Bedsider has a website for youth which explains the various birth control methods, where to get them, reminders to take birth control, and frequently asked questions. They also have a website for providers which offers various resources.
UCSF Bixby Center for Global Reproductive Health
Rutgers University started Sex, etc. is a website created by teens, for teens. It has various sexual health resources.
I Wanna Know
The American Sexual Health Association created I Wanna Know, a website on sexual health for teens and young adults. Topics covered include: sexual health, STIs, relationships, and LGBTQ.
What Works: Curriculum-Based Programs that Prevent Teen Pregnancy
This brief, from the National Campaign to Prevent Teen and Unplanned Pregnancy, provides an overview of what is known about evaluated interventions that help delay sex, improve contraceptive use, and/or prevent teen pregnancy. It includes a list of 30 effective programs and information on how to obtain them.
Youth Social Marketing Toolkit
In an effort to increase primary prevention to prevent STD transmission and unintended pregnancies, Essential Access Health (formerly the California Family Health Council), Infertility Prevention Project, and the California STD/HIV Prevention Training Center, have teamed up to create a web-based Youth Social Marketing Toolkit (YSMT). It is a step-by-step guide to help community groups with limited financial resources develop a social marketing campaign for youth and young adults.
Teen Pregnancy and the Achievement Gap Among Urban Minority Youth
This article, Healthier Learners Are Better Learners by Charles E. Basch, describes how disproportionate rates of teen pregnancy among urban minority youth contribute to the achievement gap. It highlights the prevalence of teen pregnancy and outlines ways schools can help to prevent it, while also supporting students who are pregnant and parenting.
California Teen Legal Guide to Sex, Pregnancy, and Parenting
On this website, lawyers from The National Center for Youth Law answer questions that teens might have about teen’s legal rights and responsibilities related to sex, pregnancy, and being a young parent in California.
Building Emergency Contraception Awareness Among Adolescents
This Toolkit for Schools and Community-Based Organizations provides suggestions for increasing emergency contraception (EC) awareness among adolescents and adults in schools and communities. Developed by the Academy for Educational Development, it provides basic information about emergency contraceptive pills, makes the case that adolescents should know about EC, prepares adults to increase access and awareness among adolescents (as well as among their own peers), identifies resources for keeping current on the issues, and suggests evaluation strategies.
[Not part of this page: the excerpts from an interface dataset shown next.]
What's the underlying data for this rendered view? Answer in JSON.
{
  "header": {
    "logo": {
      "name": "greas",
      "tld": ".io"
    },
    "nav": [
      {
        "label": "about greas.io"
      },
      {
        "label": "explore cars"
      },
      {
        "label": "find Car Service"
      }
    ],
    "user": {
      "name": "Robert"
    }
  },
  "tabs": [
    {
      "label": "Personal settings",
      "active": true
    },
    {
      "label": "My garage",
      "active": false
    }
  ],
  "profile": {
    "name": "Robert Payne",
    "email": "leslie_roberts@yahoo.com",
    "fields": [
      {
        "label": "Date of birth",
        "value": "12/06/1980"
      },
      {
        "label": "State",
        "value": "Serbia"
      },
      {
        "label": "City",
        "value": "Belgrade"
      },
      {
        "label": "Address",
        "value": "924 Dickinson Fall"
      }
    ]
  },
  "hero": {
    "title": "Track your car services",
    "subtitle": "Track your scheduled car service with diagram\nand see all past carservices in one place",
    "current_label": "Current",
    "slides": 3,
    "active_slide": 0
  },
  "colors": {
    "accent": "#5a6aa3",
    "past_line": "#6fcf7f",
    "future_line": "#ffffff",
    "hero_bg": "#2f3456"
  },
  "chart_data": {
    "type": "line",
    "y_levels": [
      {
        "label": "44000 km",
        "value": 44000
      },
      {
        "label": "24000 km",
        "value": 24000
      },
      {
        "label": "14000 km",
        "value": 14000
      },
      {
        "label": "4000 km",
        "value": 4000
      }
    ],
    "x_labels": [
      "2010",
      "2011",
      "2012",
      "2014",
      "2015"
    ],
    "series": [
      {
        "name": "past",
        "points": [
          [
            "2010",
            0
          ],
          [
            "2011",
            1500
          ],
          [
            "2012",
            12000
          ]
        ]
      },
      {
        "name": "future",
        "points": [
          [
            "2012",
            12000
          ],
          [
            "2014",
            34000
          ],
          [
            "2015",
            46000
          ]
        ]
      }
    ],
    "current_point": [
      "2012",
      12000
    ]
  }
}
The report discusses EC issues specific to schools, SBHCs, and community-based organizations, and includes sample letters, articles, forms, protocols, and instruments.
Understanding Confidentiality and Minor Consent in California
In 2010, the Adolescent Health Working Group released an updated adolescent provider toolkit on Understanding Confidentiality and Minor Consent in California.
For many other resources, see our Consent and Confidentiality webpage.